So, Carla Hall, as a food personality, has entered into the world of celebrity chefs. She has built a brand--herself--that utilizes many racialized and gendered stereotypes of black women and food work: being happy and entertaining, providing sustenance that is emotional, spiritual, and nutritive to her charges, sustaining her cultural heritage through foodways, and doing the work for love--love trumps everything.
Such images, says Nettles-Barcelón, can be compelling but have real life implications for black female chefs who experience pressure to conform to a certain stereotype. Instead of succumbing to the pressure, Chef Tanya Holland opted to leave her cooking show, saying, “I was in the soul kitchen, so they wanted me to act sassy. I'm from suburbia, I'm educated, I have this plethora of experience. That wasn't the way I was going to act."
Another popular chef, Gillian Clark, believed race may have contributed to her reputation of having a hot temper, telling the Washington Post, "I'm led to ask, would you buy less pancakes if Aunt Jemima wasn't smiling on the box?" Clark says. "Is it because a black person that's doing the service industry [and] not smiling is offensive, because you feel that I'm not that much further from a slave? If I'm doing a domestic or a service job and I'm not smiling, is it triggering some impulse?"
Nettles-Barcelón takes inspiration from the work of American Studies professor Patricia Turner in combatting the mammy stereotype.

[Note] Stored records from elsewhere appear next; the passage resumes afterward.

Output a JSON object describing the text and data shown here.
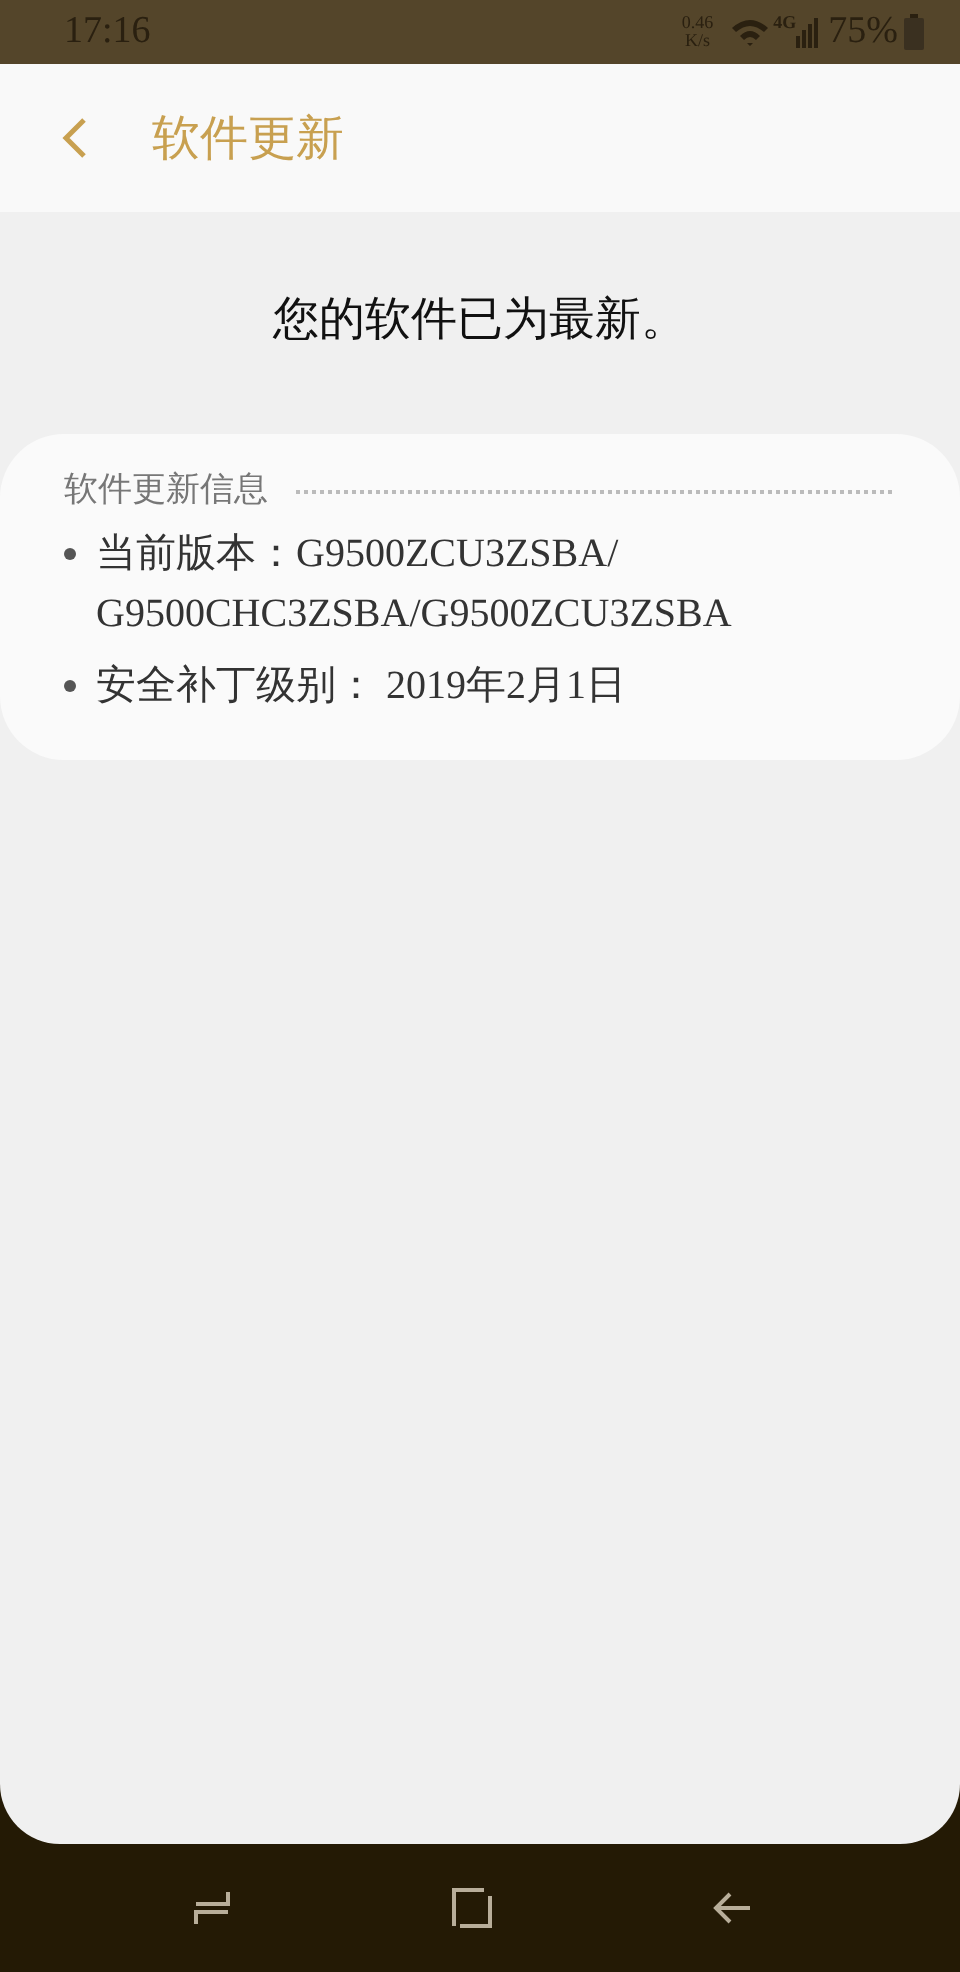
{
  "status_bar": {
    "time": "17:16",
    "net_speed_value": "0.46",
    "net_speed_unit": "K/s",
    "network_type": "4G",
    "battery": "75%"
  },
  "header": {
    "title": "软件更新"
  },
  "message": "您的软件已为最新。",
  "info_card": {
    "title": "软件更新信息",
    "items": [
      {
        "text": "当前版本：G9500ZCU3ZSBA/ G9500CHC3ZSBA/G9500ZCU3ZSBA"
      },
      {
        "text": "安全补丁级别： 2019年2月1日"
      }
    ]
  }
}
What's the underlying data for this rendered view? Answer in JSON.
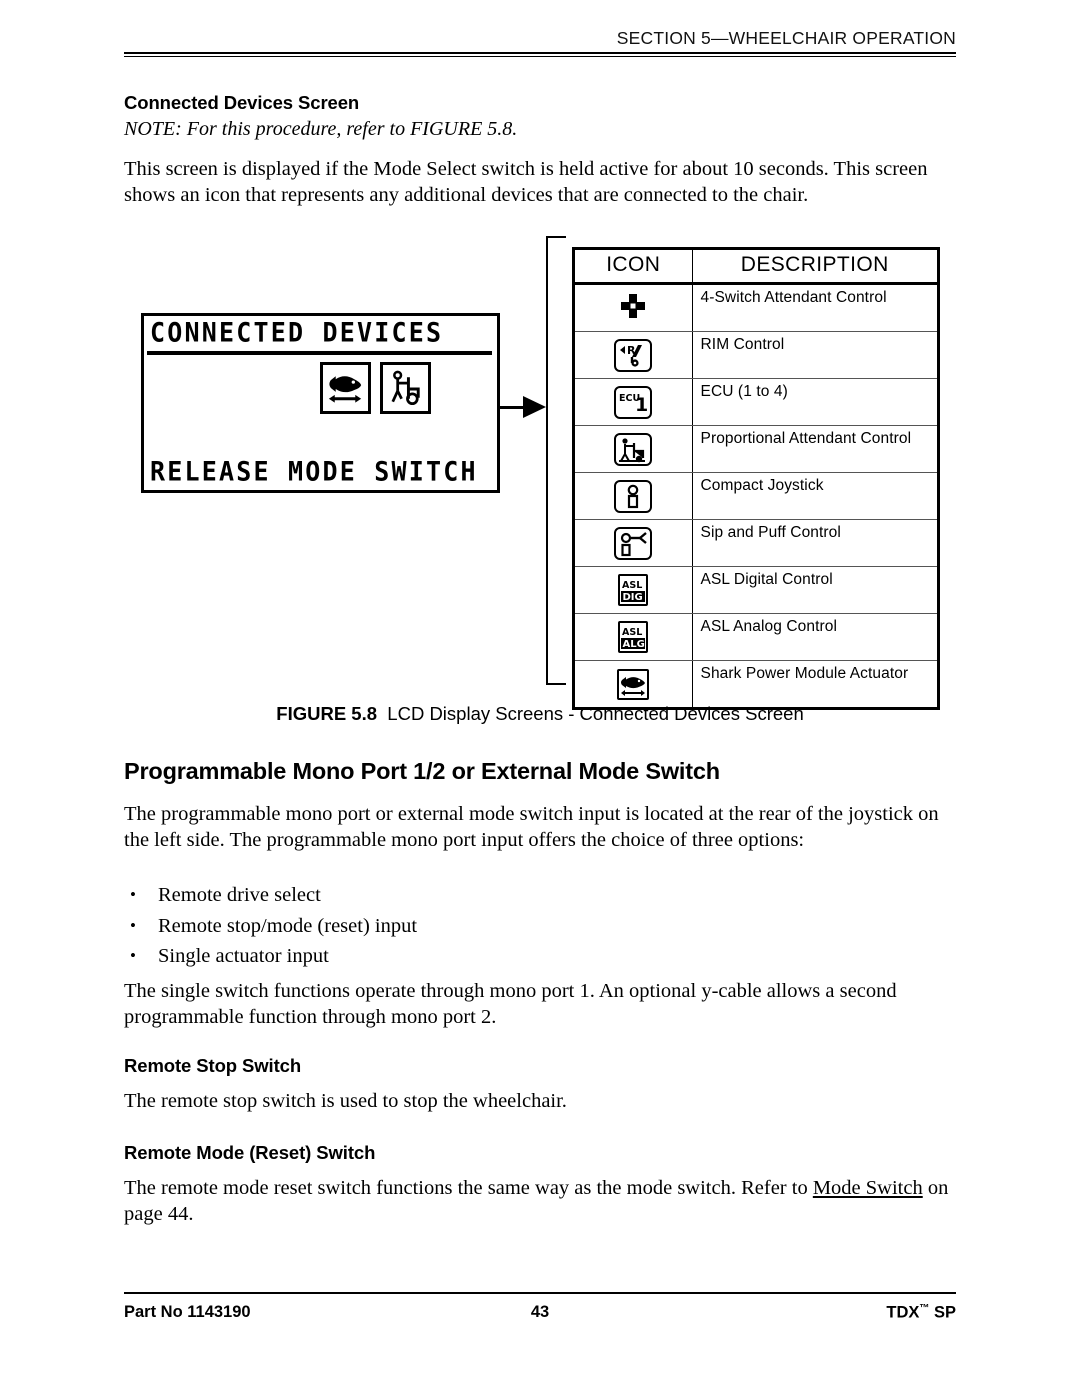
{
  "header": {
    "section_title": "SECTION 5—WHEELCHAIR OPERATION"
  },
  "content": {
    "heading_connected_devices": "Connected Devices Screen",
    "note": "NOTE: For this procedure, refer to FIGURE 5.8.",
    "intro_paragraph": "This screen is displayed if the Mode Select switch is held active for about 10 seconds. This screen shows an icon that represents any additional devices that are connected to the chair.",
    "heading_mono_port": "Programmable Mono Port 1/2 or External Mode Switch",
    "mono_port_paragraph": "The programmable mono port or external mode switch input is located at the rear of the joystick on the left side. The programmable mono port input offers the choice of three options:",
    "bullets": [
      "Remote drive select",
      "Remote stop/mode (reset) input",
      "Single actuator input"
    ],
    "bullet_glyph": "•",
    "single_switch_paragraph": "The single switch functions operate through mono port 1. An optional y-cable allows a second programmable function through mono port 2.",
    "heading_remote_stop": "Remote Stop Switch",
    "remote_stop_paragraph": "The remote stop switch is used to stop the wheelchair.",
    "heading_remote_mode": "Remote Mode (Reset) Switch",
    "remote_mode_paragraph_before": "The remote mode reset switch functions the same way as the mode switch. Refer to ",
    "remote_mode_xref": "Mode Switch",
    "remote_mode_paragraph_after": " on page 44."
  },
  "lcd_screen": {
    "title_line": "CONNECTED DEVICES",
    "bottom_line": "RELEASE MODE SWITCH",
    "icons": [
      {
        "name": "shark-power-module-actuator-icon"
      },
      {
        "name": "proportional-attendant-control-icon"
      }
    ]
  },
  "device_table": {
    "columns": [
      "ICON",
      "DESCRIPTION"
    ],
    "rows": [
      {
        "icon": "four-switch-attendant-control-icon",
        "description": "4-Switch Attendant Control"
      },
      {
        "icon": "rim-control-icon",
        "description": "RIM Control"
      },
      {
        "icon": "ecu-icon",
        "description": "ECU (1 to 4)"
      },
      {
        "icon": "proportional-attendant-control-icon",
        "description": "Proportional Attendant Control"
      },
      {
        "icon": "compact-joystick-icon",
        "description": "Compact Joystick"
      },
      {
        "icon": "sip-and-puff-control-icon",
        "description": "Sip and Puff Control"
      },
      {
        "icon": "asl-digital-control-icon",
        "description": "ASL Digital Control"
      },
      {
        "icon": "asl-analog-control-icon",
        "description": "ASL Analog Control"
      },
      {
        "icon": "shark-power-module-actuator-icon",
        "description": "Shark Power Module Actuator"
      }
    ],
    "icon_labels": {
      "ecu_prefix": "ECU",
      "ecu_number": "1",
      "rim_letter": "R",
      "asl_top": "ASL",
      "asl_dig": "DIG",
      "asl_alg": "ALG"
    }
  },
  "figure": {
    "label": "FIGURE 5.8",
    "caption": "LCD Display Screens - Connected Devices Screen"
  },
  "footer": {
    "part_no": "Part No 1143190",
    "page_number": "43",
    "product_name": "TDX",
    "product_tm": "™",
    "product_suffix": "SP"
  }
}
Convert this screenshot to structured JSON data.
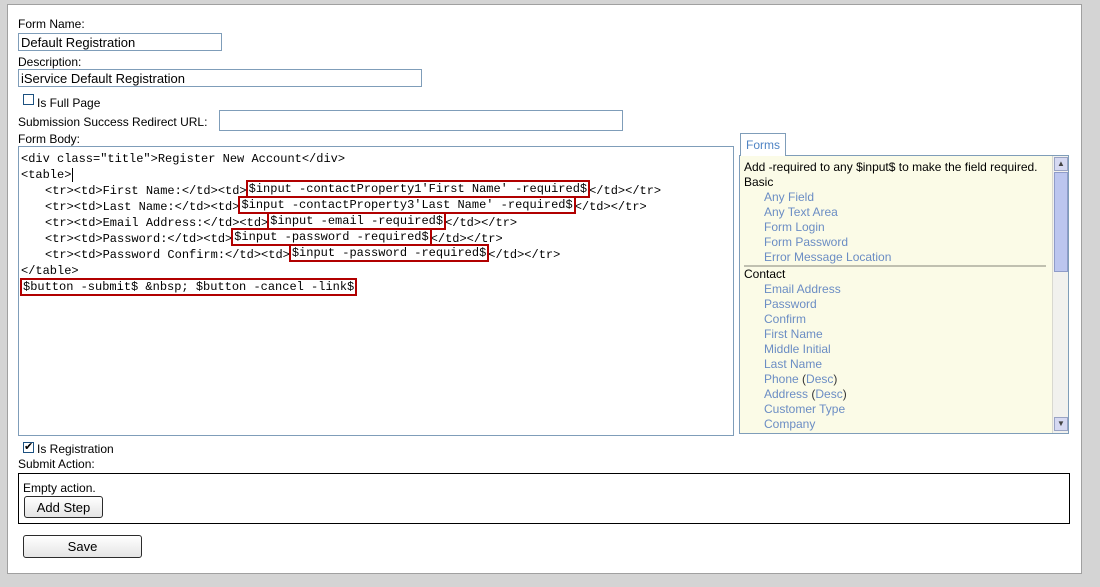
{
  "form": {
    "name_label": "Form Name:",
    "name_value": "Default Registration",
    "description_label": "Description:",
    "description_value": "iService Default Registration",
    "full_page_label": "Is Full Page",
    "full_page_checked": false,
    "redirect_label": "Submission Success Redirect URL:",
    "redirect_value": "",
    "body_label": "Form Body:",
    "is_registration_label": "Is Registration",
    "is_registration_checked": true,
    "submit_action_label": "Submit Action:",
    "empty_action_text": "Empty action.",
    "add_step_label": "Add Step",
    "save_label": "Save"
  },
  "code": {
    "line1": "<div class=\"title\">Register New Account</div>",
    "line2": "<table>",
    "line8": "</table>",
    "rows": [
      {
        "pre": "<tr><td>First Name:</td><td>",
        "tag": "$input -contactProperty1'First Name' -required$",
        "post": "</td></tr>"
      },
      {
        "pre": "<tr><td>Last Name:</td><td>",
        "tag": "$input -contactProperty3'Last Name' -required$",
        "post": "</td></tr>"
      },
      {
        "pre": "<tr><td>Email Address:</td><td>",
        "tag": "$input -email -required$",
        "post": "</td></tr>"
      },
      {
        "pre": "<tr><td>Password:</td><td>",
        "tag": "$input -password -required$",
        "post": "</td></tr>"
      },
      {
        "pre": "<tr><td>Password Confirm:</td><td>",
        "tag": "$input -password -required$",
        "post": "</td></tr>"
      }
    ],
    "buttons_line": "$button -submit$ &nbsp; $button -cancel -link$"
  },
  "panel": {
    "tab_label": "Forms",
    "hint": "Add -required to any $input$ to make the field required.",
    "basic_label": "Basic",
    "basic_items": [
      "Any Field",
      "Any Text Area",
      "Form Login",
      "Form Password",
      "Error Message Location"
    ],
    "contact_label": "Contact",
    "contact_items": [
      "Email Address",
      "Password",
      "Confirm",
      "First Name",
      "Middle Initial",
      "Last Name"
    ],
    "phone": {
      "label": "Phone",
      "desc": "Desc"
    },
    "address": {
      "label": "Address",
      "desc": "Desc"
    },
    "more_items": [
      "Customer Type",
      "Company"
    ]
  },
  "icons": {
    "scroll_up": "scroll-up-arrow-icon",
    "scroll_down": "scroll-down-arrow-icon",
    "checkbox": "checkbox-icon"
  },
  "colors": {
    "highlight_border": "#b10000",
    "link_blue": "#6b8dc4",
    "panel_bg": "#fbfbe7"
  }
}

She tells me, “One of the interesting things she does in her work, which I've tried to emulate to some degree, is to pair this fictionalized narrative with something that was actually happening in the actual moment where we saw black women trying to disrupt the social and political order of the day.”
This approach can be used to counter the dominant image associated with Aunt Jemima. While Nancy Green was in character telling stories and serving pancakes, a group of African American feminists were also at the Chicago World’s Fair, speaking about their plight and existing racial tension. The inclusion of information like this is not only more accurate, it shifts the focus away from antiquated relics towards actual lived realities.